Data about app and page elements
========

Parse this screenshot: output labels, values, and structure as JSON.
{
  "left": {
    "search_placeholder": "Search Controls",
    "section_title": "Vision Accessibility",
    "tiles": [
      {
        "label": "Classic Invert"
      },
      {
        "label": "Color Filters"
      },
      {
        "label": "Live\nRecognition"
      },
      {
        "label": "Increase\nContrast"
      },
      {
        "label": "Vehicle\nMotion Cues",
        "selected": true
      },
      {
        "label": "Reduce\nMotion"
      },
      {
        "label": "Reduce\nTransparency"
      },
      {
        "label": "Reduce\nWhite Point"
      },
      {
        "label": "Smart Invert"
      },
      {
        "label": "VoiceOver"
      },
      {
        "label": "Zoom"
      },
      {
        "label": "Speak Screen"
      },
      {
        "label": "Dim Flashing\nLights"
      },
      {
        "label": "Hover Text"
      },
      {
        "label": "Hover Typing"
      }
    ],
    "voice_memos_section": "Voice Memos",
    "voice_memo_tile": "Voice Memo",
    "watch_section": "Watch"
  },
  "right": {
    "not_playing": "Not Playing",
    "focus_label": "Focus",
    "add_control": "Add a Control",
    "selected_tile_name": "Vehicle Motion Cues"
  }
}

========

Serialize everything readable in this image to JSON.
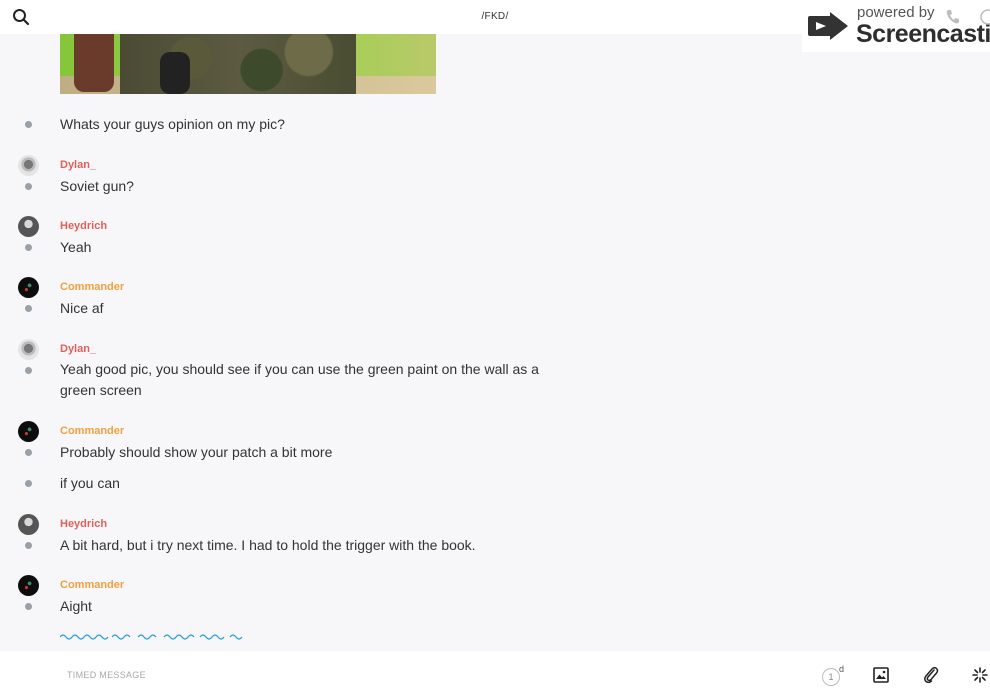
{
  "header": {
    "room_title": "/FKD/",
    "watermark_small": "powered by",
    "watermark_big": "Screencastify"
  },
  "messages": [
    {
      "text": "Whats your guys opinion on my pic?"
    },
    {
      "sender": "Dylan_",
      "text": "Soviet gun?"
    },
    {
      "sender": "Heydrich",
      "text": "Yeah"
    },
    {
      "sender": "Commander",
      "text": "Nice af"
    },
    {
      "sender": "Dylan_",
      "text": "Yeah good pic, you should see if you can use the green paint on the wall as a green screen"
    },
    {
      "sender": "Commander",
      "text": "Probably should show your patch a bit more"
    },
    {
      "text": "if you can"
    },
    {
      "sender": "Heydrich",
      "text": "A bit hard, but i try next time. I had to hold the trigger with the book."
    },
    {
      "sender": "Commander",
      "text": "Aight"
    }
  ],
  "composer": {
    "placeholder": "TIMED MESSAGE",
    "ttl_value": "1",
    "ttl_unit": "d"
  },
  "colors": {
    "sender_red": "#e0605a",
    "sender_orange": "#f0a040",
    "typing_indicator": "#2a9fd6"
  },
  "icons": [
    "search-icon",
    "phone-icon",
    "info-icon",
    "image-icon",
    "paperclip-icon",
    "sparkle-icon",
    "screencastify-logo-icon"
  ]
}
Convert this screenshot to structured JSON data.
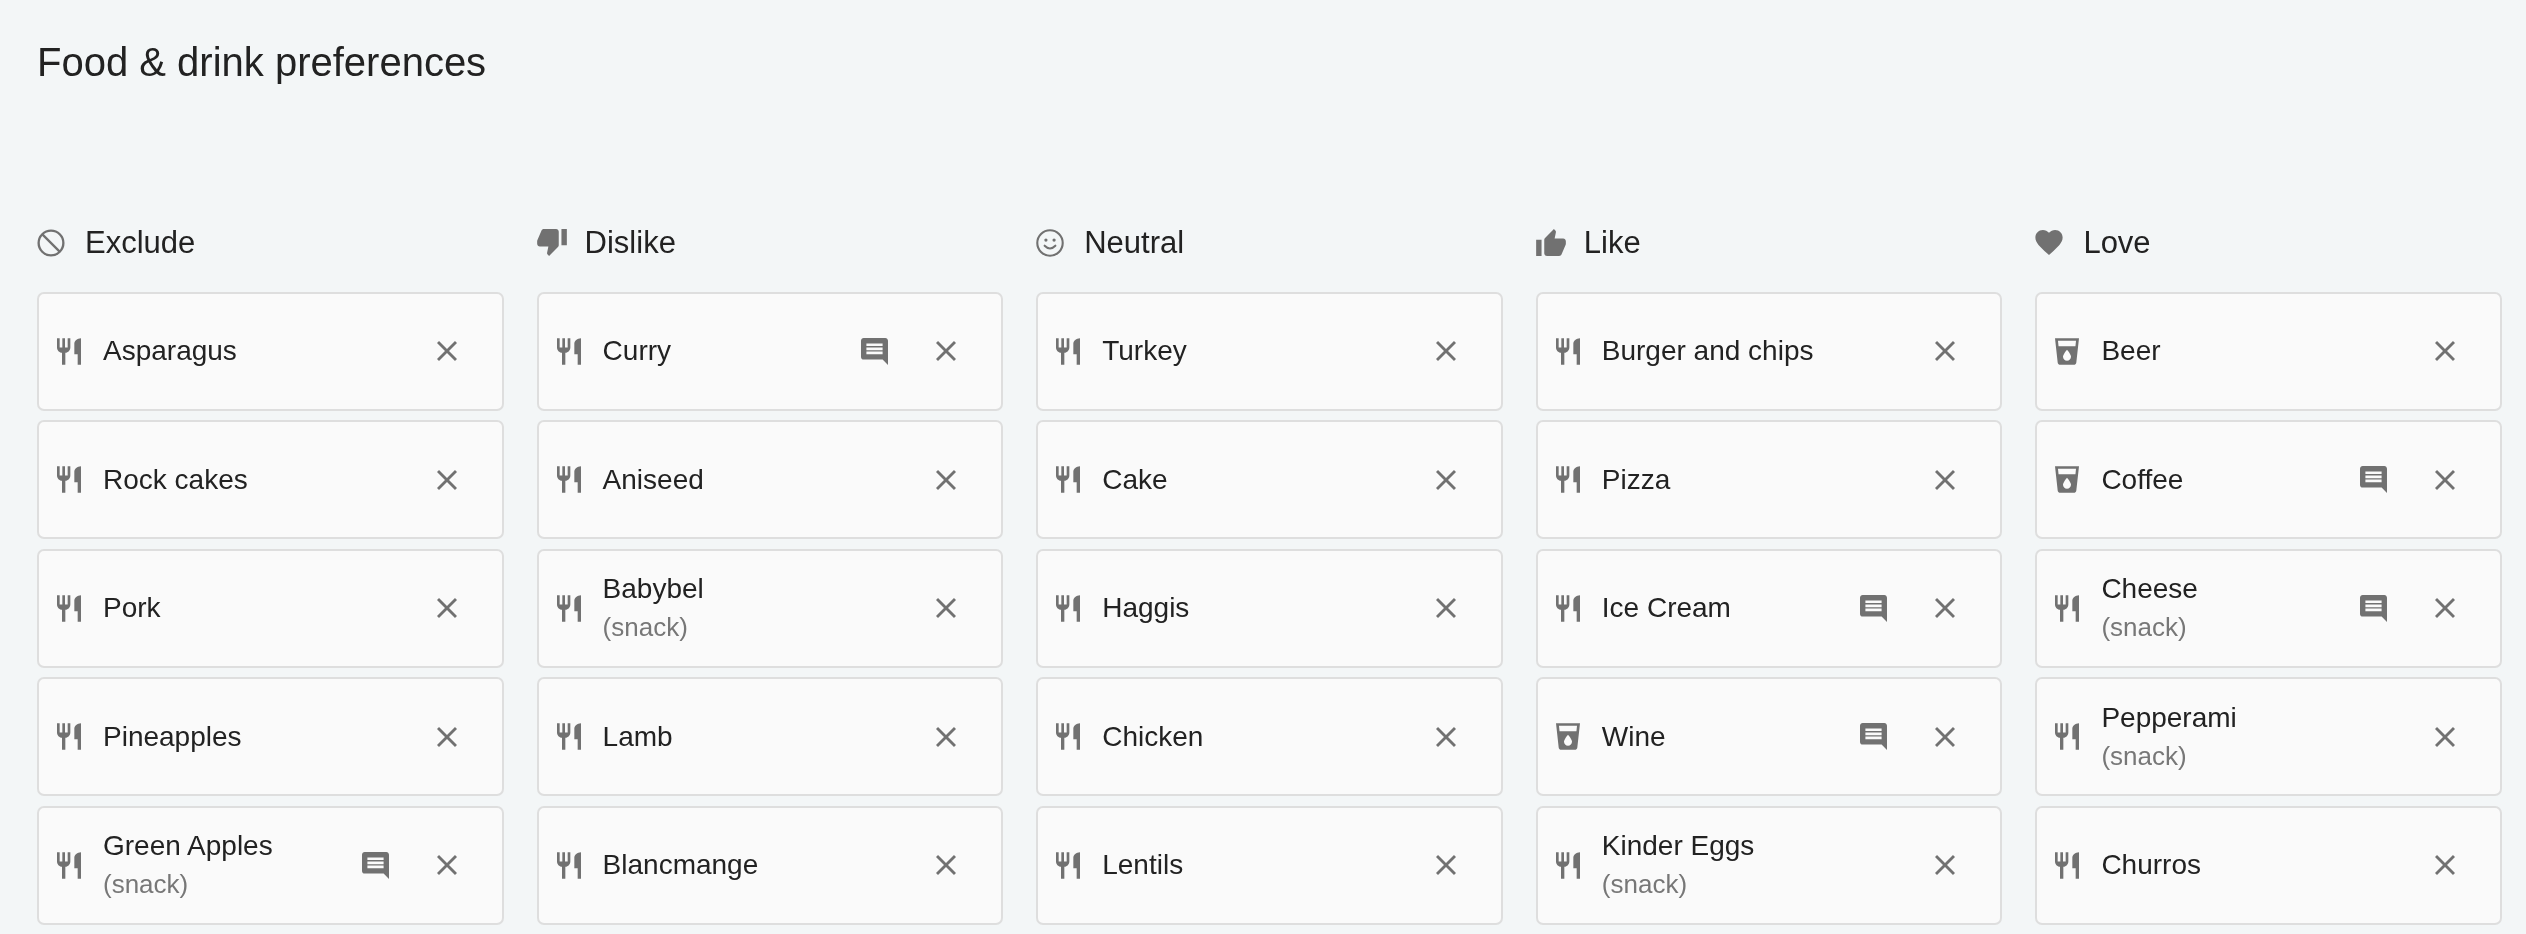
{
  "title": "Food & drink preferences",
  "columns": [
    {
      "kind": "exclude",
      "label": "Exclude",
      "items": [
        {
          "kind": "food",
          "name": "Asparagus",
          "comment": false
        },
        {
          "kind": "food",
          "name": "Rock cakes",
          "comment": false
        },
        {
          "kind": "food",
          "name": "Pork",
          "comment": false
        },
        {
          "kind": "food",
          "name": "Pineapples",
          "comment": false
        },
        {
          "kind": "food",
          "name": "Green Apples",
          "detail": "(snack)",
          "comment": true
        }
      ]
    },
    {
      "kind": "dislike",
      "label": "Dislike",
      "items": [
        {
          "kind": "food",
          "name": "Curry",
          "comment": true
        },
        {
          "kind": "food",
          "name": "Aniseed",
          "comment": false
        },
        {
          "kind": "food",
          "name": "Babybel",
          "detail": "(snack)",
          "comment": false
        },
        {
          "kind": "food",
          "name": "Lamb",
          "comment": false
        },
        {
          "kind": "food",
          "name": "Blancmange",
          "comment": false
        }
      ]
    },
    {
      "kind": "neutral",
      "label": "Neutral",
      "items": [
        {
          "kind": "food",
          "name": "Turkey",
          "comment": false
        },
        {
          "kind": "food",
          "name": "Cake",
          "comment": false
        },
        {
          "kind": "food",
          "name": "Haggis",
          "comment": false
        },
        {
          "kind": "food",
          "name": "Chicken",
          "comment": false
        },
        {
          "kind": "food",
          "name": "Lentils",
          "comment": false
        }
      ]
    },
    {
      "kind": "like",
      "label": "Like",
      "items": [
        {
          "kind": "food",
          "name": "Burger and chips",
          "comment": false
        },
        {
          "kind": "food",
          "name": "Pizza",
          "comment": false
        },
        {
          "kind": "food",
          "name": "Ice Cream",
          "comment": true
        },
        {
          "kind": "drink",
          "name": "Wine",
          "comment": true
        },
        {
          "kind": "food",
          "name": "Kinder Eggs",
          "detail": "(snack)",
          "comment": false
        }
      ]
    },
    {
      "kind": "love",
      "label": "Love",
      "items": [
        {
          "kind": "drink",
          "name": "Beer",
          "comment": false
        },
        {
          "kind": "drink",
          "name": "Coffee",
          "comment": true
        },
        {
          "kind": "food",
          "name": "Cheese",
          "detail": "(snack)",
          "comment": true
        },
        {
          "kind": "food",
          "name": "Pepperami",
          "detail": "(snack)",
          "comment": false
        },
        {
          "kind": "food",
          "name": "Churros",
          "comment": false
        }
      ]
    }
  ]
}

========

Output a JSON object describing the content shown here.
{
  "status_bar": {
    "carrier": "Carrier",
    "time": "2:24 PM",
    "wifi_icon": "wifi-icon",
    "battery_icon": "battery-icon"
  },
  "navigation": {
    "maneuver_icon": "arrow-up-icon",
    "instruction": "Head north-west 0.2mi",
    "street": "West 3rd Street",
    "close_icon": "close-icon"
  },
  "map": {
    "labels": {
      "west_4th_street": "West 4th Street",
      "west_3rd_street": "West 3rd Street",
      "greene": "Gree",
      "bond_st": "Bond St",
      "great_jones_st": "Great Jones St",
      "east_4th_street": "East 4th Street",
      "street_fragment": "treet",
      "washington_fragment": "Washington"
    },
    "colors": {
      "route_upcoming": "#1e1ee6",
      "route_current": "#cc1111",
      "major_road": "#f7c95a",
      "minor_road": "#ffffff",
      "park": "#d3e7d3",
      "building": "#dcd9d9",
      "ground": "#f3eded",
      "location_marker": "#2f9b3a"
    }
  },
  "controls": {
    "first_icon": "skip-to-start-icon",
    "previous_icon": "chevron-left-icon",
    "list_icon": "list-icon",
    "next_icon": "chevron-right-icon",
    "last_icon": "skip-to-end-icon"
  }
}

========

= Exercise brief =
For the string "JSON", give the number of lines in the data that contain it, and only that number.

= Result =
4